_What to produce_
Find every line below where the string "JSON" shows up, and copy those lines.

-=-=-

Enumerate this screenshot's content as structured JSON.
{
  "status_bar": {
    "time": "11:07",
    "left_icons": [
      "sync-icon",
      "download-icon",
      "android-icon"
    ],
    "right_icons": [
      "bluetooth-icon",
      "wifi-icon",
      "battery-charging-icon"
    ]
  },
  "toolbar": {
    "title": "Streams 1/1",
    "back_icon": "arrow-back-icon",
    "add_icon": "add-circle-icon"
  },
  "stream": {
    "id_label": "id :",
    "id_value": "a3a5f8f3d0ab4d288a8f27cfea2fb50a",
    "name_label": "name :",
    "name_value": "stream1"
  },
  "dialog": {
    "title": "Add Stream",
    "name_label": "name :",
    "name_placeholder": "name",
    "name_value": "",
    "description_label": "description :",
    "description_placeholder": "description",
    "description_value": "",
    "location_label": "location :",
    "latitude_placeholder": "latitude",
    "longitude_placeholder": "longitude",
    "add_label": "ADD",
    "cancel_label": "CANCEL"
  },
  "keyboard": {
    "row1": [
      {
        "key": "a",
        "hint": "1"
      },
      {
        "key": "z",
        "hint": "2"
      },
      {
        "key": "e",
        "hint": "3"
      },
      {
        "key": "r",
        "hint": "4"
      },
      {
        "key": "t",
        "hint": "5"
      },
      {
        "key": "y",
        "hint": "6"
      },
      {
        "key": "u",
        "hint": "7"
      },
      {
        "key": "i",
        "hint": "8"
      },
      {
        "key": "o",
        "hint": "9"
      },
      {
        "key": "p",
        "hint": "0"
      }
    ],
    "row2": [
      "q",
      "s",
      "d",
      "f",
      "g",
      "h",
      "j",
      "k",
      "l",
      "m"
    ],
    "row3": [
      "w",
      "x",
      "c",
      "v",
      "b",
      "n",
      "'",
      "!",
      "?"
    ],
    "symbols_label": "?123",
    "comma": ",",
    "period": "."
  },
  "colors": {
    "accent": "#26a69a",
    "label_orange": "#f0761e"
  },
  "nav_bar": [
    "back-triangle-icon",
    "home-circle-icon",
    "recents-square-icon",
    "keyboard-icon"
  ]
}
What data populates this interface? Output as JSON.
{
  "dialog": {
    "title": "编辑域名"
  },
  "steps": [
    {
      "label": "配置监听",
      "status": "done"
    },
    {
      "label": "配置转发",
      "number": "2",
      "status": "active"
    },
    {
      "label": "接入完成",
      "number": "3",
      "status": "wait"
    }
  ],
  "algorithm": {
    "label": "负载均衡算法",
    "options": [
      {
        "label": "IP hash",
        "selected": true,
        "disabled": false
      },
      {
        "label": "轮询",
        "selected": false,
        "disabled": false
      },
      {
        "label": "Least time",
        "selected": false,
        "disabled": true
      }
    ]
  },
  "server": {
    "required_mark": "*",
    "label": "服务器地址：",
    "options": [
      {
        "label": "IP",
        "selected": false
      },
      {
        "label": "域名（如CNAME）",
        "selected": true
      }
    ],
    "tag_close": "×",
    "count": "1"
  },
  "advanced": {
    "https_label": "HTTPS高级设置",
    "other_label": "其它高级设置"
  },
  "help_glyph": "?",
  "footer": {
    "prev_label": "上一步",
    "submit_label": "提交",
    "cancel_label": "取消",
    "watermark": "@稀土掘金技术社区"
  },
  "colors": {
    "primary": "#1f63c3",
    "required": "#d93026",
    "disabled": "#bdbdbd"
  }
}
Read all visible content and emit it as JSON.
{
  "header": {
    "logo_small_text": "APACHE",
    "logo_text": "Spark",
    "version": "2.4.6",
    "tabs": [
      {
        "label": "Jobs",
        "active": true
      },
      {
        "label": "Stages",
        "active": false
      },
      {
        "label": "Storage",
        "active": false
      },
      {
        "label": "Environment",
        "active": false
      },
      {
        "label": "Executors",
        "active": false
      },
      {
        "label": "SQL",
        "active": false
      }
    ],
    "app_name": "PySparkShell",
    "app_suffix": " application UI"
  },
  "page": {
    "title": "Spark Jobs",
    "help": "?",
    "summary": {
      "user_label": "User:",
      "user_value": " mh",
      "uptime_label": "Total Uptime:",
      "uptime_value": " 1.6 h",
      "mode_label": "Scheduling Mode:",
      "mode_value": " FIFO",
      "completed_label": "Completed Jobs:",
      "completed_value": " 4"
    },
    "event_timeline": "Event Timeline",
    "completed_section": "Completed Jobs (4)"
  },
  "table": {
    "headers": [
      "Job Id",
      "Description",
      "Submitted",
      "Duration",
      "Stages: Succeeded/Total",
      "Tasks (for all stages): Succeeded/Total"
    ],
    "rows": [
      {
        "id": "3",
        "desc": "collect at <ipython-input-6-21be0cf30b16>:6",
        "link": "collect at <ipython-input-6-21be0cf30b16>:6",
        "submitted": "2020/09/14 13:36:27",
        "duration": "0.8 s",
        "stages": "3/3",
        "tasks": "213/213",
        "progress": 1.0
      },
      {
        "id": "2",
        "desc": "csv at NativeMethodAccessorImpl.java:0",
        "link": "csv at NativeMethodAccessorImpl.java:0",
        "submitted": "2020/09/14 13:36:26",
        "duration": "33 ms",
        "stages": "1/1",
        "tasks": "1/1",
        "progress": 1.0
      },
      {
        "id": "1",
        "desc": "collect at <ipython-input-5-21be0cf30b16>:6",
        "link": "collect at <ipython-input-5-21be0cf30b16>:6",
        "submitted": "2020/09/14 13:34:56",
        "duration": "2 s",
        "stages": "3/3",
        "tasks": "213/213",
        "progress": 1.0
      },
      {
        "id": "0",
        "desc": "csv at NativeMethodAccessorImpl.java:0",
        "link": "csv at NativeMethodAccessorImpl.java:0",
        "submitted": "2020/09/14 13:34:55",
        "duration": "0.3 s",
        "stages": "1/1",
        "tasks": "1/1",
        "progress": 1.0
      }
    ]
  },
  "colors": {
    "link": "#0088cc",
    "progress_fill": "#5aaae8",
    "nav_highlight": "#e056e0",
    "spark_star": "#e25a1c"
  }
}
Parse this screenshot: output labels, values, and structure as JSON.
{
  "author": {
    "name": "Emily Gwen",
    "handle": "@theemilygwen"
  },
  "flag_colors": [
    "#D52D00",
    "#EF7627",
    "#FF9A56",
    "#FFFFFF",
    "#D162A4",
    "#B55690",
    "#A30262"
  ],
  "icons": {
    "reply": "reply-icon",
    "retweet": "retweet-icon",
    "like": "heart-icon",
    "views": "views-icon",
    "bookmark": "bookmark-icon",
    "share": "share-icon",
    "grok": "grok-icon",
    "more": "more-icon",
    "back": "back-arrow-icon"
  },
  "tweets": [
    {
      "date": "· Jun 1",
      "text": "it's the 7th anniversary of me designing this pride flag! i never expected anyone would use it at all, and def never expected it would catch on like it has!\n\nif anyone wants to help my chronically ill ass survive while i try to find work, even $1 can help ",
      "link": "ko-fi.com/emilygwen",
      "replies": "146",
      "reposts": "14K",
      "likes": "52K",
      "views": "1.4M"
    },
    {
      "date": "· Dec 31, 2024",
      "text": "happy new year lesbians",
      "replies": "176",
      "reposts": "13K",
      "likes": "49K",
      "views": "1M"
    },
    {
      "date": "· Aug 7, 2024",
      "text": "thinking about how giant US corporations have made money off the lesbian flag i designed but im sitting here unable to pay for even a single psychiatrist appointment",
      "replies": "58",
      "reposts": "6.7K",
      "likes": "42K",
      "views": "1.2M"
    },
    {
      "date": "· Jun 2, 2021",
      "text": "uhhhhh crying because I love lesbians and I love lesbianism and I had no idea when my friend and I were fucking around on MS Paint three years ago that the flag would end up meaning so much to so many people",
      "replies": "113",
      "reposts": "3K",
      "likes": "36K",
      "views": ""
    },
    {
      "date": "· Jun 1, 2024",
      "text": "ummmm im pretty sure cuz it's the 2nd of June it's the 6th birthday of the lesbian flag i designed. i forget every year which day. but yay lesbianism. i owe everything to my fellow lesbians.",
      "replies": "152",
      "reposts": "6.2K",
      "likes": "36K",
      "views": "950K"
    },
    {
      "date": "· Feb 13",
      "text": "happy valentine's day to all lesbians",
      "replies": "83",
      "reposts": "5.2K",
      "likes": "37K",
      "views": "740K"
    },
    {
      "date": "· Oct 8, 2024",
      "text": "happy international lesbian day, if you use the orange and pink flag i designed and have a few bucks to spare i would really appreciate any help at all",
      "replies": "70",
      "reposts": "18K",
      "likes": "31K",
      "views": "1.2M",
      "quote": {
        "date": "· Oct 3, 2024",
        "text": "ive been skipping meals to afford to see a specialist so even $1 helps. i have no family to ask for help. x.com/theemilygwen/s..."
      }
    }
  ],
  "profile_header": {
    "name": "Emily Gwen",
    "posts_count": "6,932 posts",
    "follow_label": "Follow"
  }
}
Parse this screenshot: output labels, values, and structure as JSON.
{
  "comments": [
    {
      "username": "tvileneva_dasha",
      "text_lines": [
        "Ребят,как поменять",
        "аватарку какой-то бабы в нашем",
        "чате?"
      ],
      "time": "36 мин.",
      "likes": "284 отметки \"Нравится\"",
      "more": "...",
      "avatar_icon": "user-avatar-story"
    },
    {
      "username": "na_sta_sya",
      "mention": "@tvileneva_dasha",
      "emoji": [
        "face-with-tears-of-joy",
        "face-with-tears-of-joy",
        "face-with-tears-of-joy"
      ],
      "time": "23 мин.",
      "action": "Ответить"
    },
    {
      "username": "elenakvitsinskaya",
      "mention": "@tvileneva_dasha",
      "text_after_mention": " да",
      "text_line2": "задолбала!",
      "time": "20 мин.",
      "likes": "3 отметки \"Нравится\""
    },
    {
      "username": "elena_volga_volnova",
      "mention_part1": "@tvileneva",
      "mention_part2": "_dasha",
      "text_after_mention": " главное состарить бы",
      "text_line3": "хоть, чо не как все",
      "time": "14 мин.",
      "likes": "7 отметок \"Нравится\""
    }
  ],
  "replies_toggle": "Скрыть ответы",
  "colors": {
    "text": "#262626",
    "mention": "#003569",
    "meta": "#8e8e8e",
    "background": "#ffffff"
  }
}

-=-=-

_Answer box_
Enumerate this screenshot's content as structured JSON.
What data populates this interface? Output as JSON.
Read all visible content and emit it as JSON.
Parse this screenshot: output labels, values, and structure as JSON.
Parse this screenshot: output labels, values, and structure as JSON.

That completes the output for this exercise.